* _Records from a collection_
BEGIN

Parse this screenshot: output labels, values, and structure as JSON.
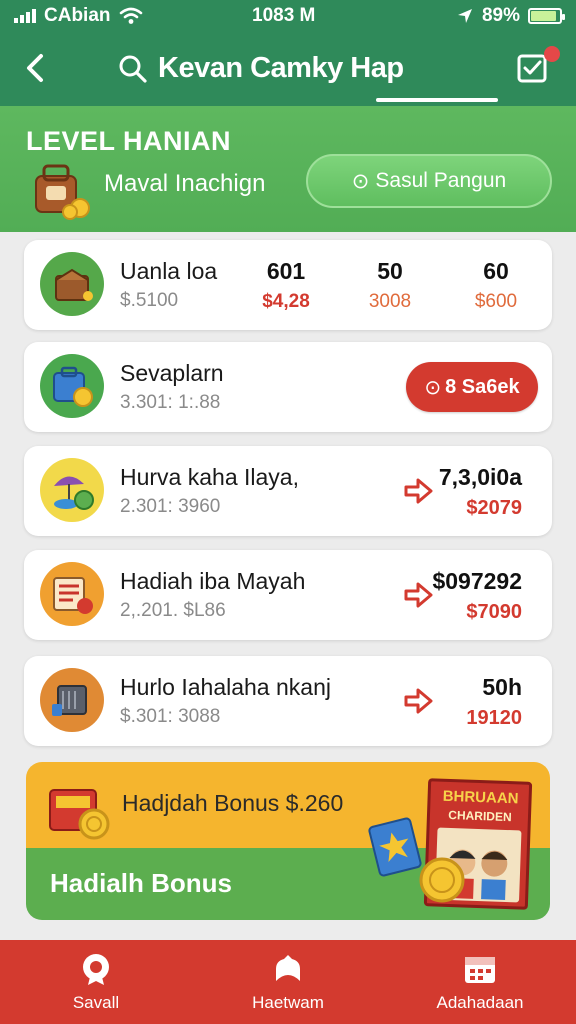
{
  "status_bar": {
    "carrier": "CAbian",
    "time": "1083 M",
    "battery": "89%",
    "battery_level": 0.89
  },
  "header": {
    "title": "Kevan Camky Hap",
    "notification_count": ""
  },
  "level": {
    "title": "LEVEL HANIAN",
    "subtitle": "Maval Inachign",
    "action_label": "Sasul Pangun",
    "action_prefix": "⊙"
  },
  "cards": [
    {
      "title": "Uanla loa",
      "subtitle": "$.5100",
      "stats": [
        {
          "top": "601",
          "bottom": "$4,28",
          "color": "#d33a2f"
        },
        {
          "top": "50",
          "bottom": "3008",
          "color": "#e06b3c"
        },
        {
          "top": "60",
          "bottom": "$600",
          "color": "#e06b3c"
        }
      ]
    },
    {
      "title": "Sevaplarn",
      "subtitle": "3.301: 1:.88",
      "button_label": "8 Sa6ek",
      "button_prefix": "⊙"
    },
    {
      "title": "Hurva kaha Ilaya,",
      "subtitle": "2.301: 3960",
      "value_top": "7,3,0i0a",
      "value_bottom": "$2079"
    },
    {
      "title": "Hadiah iba Mayah",
      "subtitle": "2,.201. $L86",
      "value_top": "$097292",
      "value_bottom": "$7090"
    },
    {
      "title": "Hurlo Iahalaha nkanj",
      "subtitle": "$.301: 3088",
      "value_top": "50h",
      "value_bottom": "19120"
    }
  ],
  "bonus": {
    "line": "Hadjdah Bonus  $.260",
    "title": "Hadialh Bonus",
    "book_title": "BHRUAAN",
    "book_sub": "CHARIDEN"
  },
  "bottom_nav": [
    {
      "label": "Savall"
    },
    {
      "label": "Haetwam"
    },
    {
      "label": "Adahadaan"
    }
  ]
}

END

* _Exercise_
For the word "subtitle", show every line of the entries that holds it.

* _Result of the exercise_
    "subtitle": "Maval Inachign",
      "subtitle": "$.5100",
      "subtitle": "3.301: 1:.88",
      "subtitle": "2.301: 3960",
      "subtitle": "2,.201. $L86",
      "subtitle": "$.301: 3088",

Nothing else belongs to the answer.